Apple Inc. is promising to assess its policies around workers’ rights, including freedom of association and collective bargaining, after a push from shareholders.
The tech giant, which had been facing a shareholder resolution on the issue because of accusations it is engaging in union-busting, said in its proxy filed with the Securities and Exchange Commission on Thursday that it plans to conduct the assessment by the end of the year.
we have long been committed to respecting human rights,” the company’s proxy says.
The shareholders who had submitted a resolution in September had asked for an independent assessment, and withdrew it after talks with the company.
Apple’s mention of the issue in its proxy does not include the word “independent,” though the coalition of shareholders said Friday that is what they expect. The company’s language: “We will conduct an assessment on Apple’s efforts to comply with its Human Rights Policy.”
The coalition of investors, which includes New York City Retirement Systems, represents approximately 53 million shares valued at $7 billion of Apple holdings, according to a spokeswoman for the New York City Comptroller’s Office.
New York City Comptroller Brad Lander said in a statement that he hopes the company “will heed the findings of the third-party assessment and take concrete steps to adopt a genuine neutrality commitment that respects the rights of its workers.”

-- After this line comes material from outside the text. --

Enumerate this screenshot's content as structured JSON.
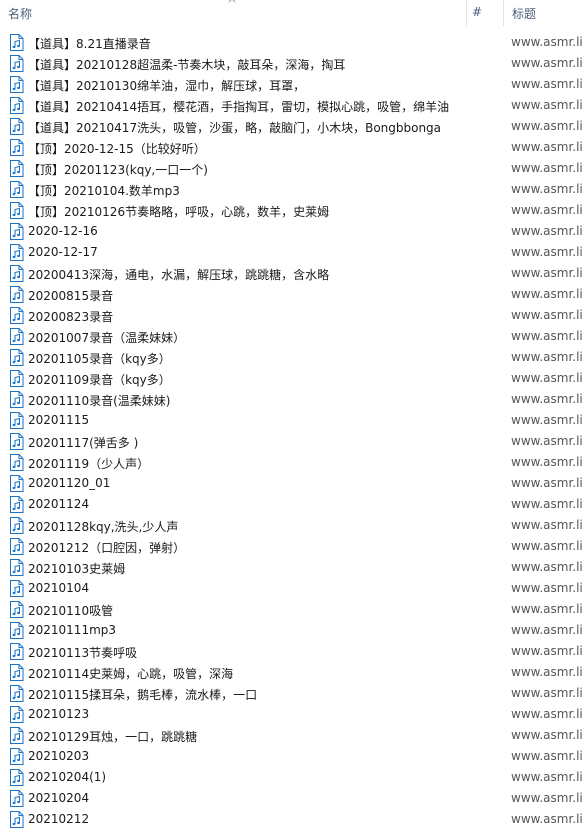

An Apple spokesman did not return a request for comment.
Apple has been hit with various National Labor Relations Board complaints over its behavior related to attempted organizing at its store, though this week the company reportedly began negotiating with workers at its first unionized store in Towson, Md.
The shareholder resolutions that investors will vote on, all of which the company opposes, according to the proxy:
A civil rights and nondiscrimination audit. (Apple said a civil rights audit is under way, led by former U.S. Attorney General Eric Holder. Shareholders passed a proposal for such an audit last year.)
An annual report to shareholders on the company’s dependence on “Communist China.”
A policy that the board or a member will meet within three months with shareholders whose resolution passes with a majority vote by non-insiders.
A report on median pay gaps across race and gender.
Amending proxy access for shareholder nominations to 20% of the directors then serving or two, whichever is greater.
Apple’s annual shareholder meeting will be held March 10.